Problem statement: In the data below, which lines hold the word "icon"? Copy them.

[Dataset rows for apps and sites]
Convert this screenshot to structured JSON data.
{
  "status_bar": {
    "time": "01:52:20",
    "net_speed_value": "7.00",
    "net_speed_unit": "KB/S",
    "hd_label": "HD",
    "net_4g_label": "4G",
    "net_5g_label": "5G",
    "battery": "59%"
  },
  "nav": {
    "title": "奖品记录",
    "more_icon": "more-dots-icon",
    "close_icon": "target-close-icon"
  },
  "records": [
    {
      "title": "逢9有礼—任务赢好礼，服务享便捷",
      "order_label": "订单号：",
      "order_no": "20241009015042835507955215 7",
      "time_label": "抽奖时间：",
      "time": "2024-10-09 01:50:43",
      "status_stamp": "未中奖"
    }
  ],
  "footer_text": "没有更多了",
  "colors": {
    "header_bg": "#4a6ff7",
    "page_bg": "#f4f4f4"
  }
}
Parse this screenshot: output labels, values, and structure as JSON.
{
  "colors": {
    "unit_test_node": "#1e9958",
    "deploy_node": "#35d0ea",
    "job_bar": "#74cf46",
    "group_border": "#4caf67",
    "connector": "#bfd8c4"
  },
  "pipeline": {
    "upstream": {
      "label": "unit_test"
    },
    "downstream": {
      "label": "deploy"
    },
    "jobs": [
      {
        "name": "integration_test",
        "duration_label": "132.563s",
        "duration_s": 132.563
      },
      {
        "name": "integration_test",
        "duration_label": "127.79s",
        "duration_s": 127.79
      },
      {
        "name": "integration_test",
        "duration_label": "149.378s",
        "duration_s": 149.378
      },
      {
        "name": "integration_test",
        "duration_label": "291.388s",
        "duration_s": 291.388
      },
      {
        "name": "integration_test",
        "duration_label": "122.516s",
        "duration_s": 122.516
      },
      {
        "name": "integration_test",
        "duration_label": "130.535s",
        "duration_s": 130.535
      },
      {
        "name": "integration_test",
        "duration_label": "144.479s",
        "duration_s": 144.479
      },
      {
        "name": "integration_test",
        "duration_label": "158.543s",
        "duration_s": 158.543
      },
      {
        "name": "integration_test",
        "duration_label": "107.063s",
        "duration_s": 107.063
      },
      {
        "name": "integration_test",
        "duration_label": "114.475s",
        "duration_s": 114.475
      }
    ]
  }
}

Answer to this exercise:
    "more_icon": "more-dots-icon",
    "close_icon": "target-close-icon"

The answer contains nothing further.